# WHAT IS BEING ASKED
Exactly as written, set down each line of the data below except its pictures.

# EXERCISE MATERIALS
____

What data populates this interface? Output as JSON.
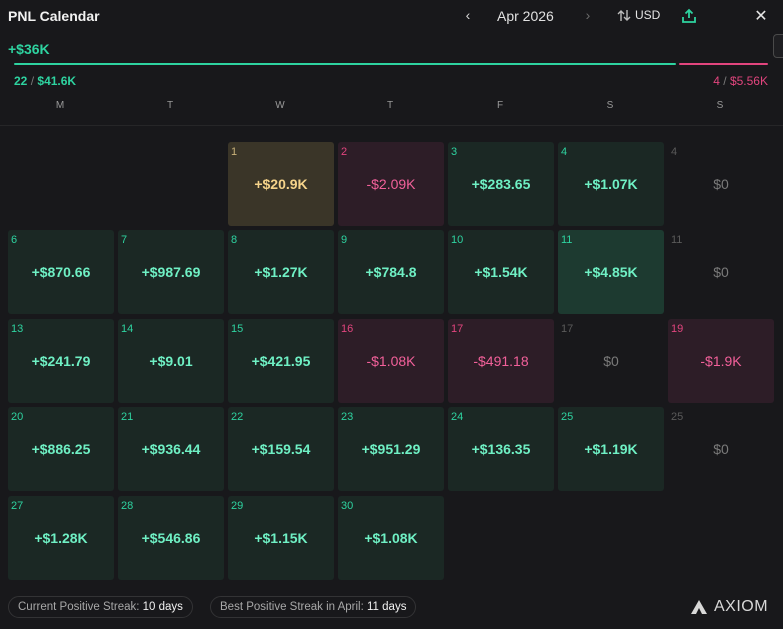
{
  "header": {
    "title": "PNL Calendar",
    "prev_label": "‹",
    "month": "Apr 2026",
    "next_label": "›",
    "currency": "USD",
    "close_label": "✕"
  },
  "summary": {
    "total": "+$36K",
    "win_days": "22",
    "win_amount": "$41.6K",
    "loss_days": "4",
    "loss_amount": "$5.56K",
    "separator": "/"
  },
  "weekdays": [
    "M",
    "T",
    "W",
    "T",
    "F",
    "S",
    "S"
  ],
  "days": [
    {
      "day": "1",
      "value": "+$20.9K",
      "kind": "gold",
      "row": 0,
      "col": 2
    },
    {
      "day": "2",
      "value": "-$2.09K",
      "kind": "neg",
      "row": 0,
      "col": 3
    },
    {
      "day": "3",
      "value": "+$283.65",
      "kind": "pos",
      "row": 0,
      "col": 4
    },
    {
      "day": "4",
      "value": "+$1.07K",
      "kind": "pos",
      "row": 0,
      "col": 5
    },
    {
      "day": "4",
      "value": "$0",
      "kind": "zero",
      "row": 0,
      "col": 6
    },
    {
      "day": "6",
      "value": "+$870.66",
      "kind": "pos",
      "row": 1,
      "col": 0
    },
    {
      "day": "7",
      "value": "+$987.69",
      "kind": "pos",
      "row": 1,
      "col": 1
    },
    {
      "day": "8",
      "value": "+$1.27K",
      "kind": "pos",
      "row": 1,
      "col": 2
    },
    {
      "day": "9",
      "value": "+$784.8",
      "kind": "pos",
      "row": 1,
      "col": 3
    },
    {
      "day": "10",
      "value": "+$1.54K",
      "kind": "pos",
      "row": 1,
      "col": 4
    },
    {
      "day": "11",
      "value": "+$4.85K",
      "kind": "pos2",
      "row": 1,
      "col": 5
    },
    {
      "day": "11",
      "value": "$0",
      "kind": "zero",
      "row": 1,
      "col": 6
    },
    {
      "day": "13",
      "value": "+$241.79",
      "kind": "pos",
      "row": 2,
      "col": 0
    },
    {
      "day": "14",
      "value": "+$9.01",
      "kind": "pos",
      "row": 2,
      "col": 1
    },
    {
      "day": "15",
      "value": "+$421.95",
      "kind": "pos",
      "row": 2,
      "col": 2
    },
    {
      "day": "16",
      "value": "-$1.08K",
      "kind": "neg",
      "row": 2,
      "col": 3
    },
    {
      "day": "17",
      "value": "-$491.18",
      "kind": "neg",
      "row": 2,
      "col": 4
    },
    {
      "day": "17",
      "value": "$0",
      "kind": "zero",
      "row": 2,
      "col": 5
    },
    {
      "day": "19",
      "value": "-$1.9K",
      "kind": "neg",
      "row": 2,
      "col": 6
    },
    {
      "day": "20",
      "value": "+$886.25",
      "kind": "pos",
      "row": 3,
      "col": 0
    },
    {
      "day": "21",
      "value": "+$936.44",
      "kind": "pos",
      "row": 3,
      "col": 1
    },
    {
      "day": "22",
      "value": "+$159.54",
      "kind": "pos",
      "row": 3,
      "col": 2
    },
    {
      "day": "23",
      "value": "+$951.29",
      "kind": "pos",
      "row": 3,
      "col": 3
    },
    {
      "day": "24",
      "value": "+$136.35",
      "kind": "pos",
      "row": 3,
      "col": 4
    },
    {
      "day": "25",
      "value": "+$1.19K",
      "kind": "pos",
      "row": 3,
      "col": 5
    },
    {
      "day": "25",
      "value": "$0",
      "kind": "zero",
      "row": 3,
      "col": 6
    },
    {
      "day": "27",
      "value": "+$1.28K",
      "kind": "pos",
      "row": 4,
      "col": 0
    },
    {
      "day": "28",
      "value": "+$546.86",
      "kind": "pos",
      "row": 4,
      "col": 1
    },
    {
      "day": "29",
      "value": "+$1.15K",
      "kind": "pos",
      "row": 4,
      "col": 2
    },
    {
      "day": "30",
      "value": "+$1.08K",
      "kind": "pos",
      "row": 4,
      "col": 3
    }
  ],
  "footer": {
    "current_streak_label": "Current Positive Streak:",
    "current_streak_value": "10 days",
    "best_streak_label": "Best Positive Streak in April:",
    "best_streak_value": "11 days",
    "brand": "AXIOM"
  },
  "colors": {
    "positive": "#2ed3a0",
    "negative": "#e2457e",
    "background": "#18181b"
  }
}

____

# WRITTEN ANSWER
What data populates this interface? Output as JSON.
{
  "header": {
    "title": "PNL Calendar",
    "prev_label": "‹",
    "month": "Apr 2026",
    "next_label": "›",
    "currency": "USD",
    "close_label": "✕"
  },
  "summary": {
    "total": "+$36K",
    "win_days": "22",
    "win_amount": "$41.6K",
    "loss_days": "4",
    "loss_amount": "$5.56K",
    "separator": "/"
  },
  "weekdays": [
    "M",
    "T",
    "W",
    "T",
    "F",
    "S",
    "S"
  ],
  "days": [
    {
      "day": "1",
      "value": "+$20.9K",
      "kind": "gold",
      "row": 0,
      "col": 2
    },
    {
      "day": "2",
      "value": "-$2.09K",
      "kind": "neg",
      "row": 0,
      "col": 3
    },
    {
      "day": "3",
      "value": "+$283.65",
      "kind": "pos",
      "row": 0,
      "col": 4
    },
    {
      "day": "4",
      "value": "+$1.07K",
      "kind": "pos",
      "row": 0,
      "col": 5
    },
    {
      "day": "4",
      "value": "$0",
      "kind": "zero",
      "row": 0,
      "col": 6
    },
    {
      "day": "6",
      "value": "+$870.66",
      "kind": "pos",
      "row": 1,
      "col": 0
    },
    {
      "day": "7",
      "value": "+$987.69",
      "kind": "pos",
      "row": 1,
      "col": 1
    },
    {
      "day": "8",
      "value": "+$1.27K",
      "kind": "pos",
      "row": 1,
      "col": 2
    },
    {
      "day": "9",
      "value": "+$784.8",
      "kind": "pos",
      "row": 1,
      "col": 3
    },
    {
      "day": "10",
      "value": "+$1.54K",
      "kind": "pos",
      "row": 1,
      "col": 4
    },
    {
      "day": "11",
      "value": "+$4.85K",
      "kind": "pos2",
      "row": 1,
      "col": 5
    },
    {
      "day": "11",
      "value": "$0",
      "kind": "zero",
      "row": 1,
      "col": 6
    },
    {
      "day": "13",
      "value": "+$241.79",
      "kind": "pos",
      "row": 2,
      "col": 0
    },
    {
      "day": "14",
      "value": "+$9.01",
      "kind": "pos",
      "row": 2,
      "col": 1
    },
    {
      "day": "15",
      "value": "+$421.95",
      "kind": "pos",
      "row": 2,
      "col": 2
    },
    {
      "day": "16",
      "value": "-$1.08K",
      "kind": "neg",
      "row": 2,
      "col": 3
    },
    {
      "day": "17",
      "value": "-$491.18",
      "kind": "neg",
      "row": 2,
      "col": 4
    },
    {
      "day": "17",
      "value": "$0",
      "kind": "zero",
      "row": 2,
      "col": 5
    },
    {
      "day": "19",
      "value": "-$1.9K",
      "kind": "neg",
      "row": 2,
      "col": 6
    },
    {
      "day": "20",
      "value": "+$886.25",
      "kind": "pos",
      "row": 3,
      "col": 0
    },
    {
      "day": "21",
      "value": "+$936.44",
      "kind": "pos",
      "row": 3,
      "col": 1
    },
    {
      "day": "22",
      "value": "+$159.54",
      "kind": "pos",
      "row": 3,
      "col": 2
    },
    {
      "day": "23",
      "value": "+$951.29",
      "kind": "pos",
      "row": 3,
      "col": 3
    },
    {
      "day": "24",
      "value": "+$136.35",
      "kind": "pos",
      "row": 3,
      "col": 4
    },
    {
      "day": "25",
      "value": "+$1.19K",
      "kind": "pos",
      "row": 3,
      "col": 5
    },
    {
      "day": "25",
      "value": "$0",
      "kind": "zero",
      "row": 3,
      "col": 6
    },
    {
      "day": "27",
      "value": "+$1.28K",
      "kind": "pos",
      "row": 4,
      "col": 0
    },
    {
      "day": "28",
      "value": "+$546.86",
      "kind": "pos",
      "row": 4,
      "col": 1
    },
    {
      "day": "29",
      "value": "+$1.15K",
      "kind": "pos",
      "row": 4,
      "col": 2
    },
    {
      "day": "30",
      "value": "+$1.08K",
      "kind": "pos",
      "row": 4,
      "col": 3
    }
  ],
  "footer": {
    "current_streak_label": "Current Positive Streak:",
    "current_streak_value": "10 days",
    "best_streak_label": "Best Positive Streak in April:",
    "best_streak_value": "11 days",
    "brand": "AXIOM"
  },
  "colors": {
    "positive": "#2ed3a0",
    "negative": "#e2457e",
    "background": "#18181b"
  }
}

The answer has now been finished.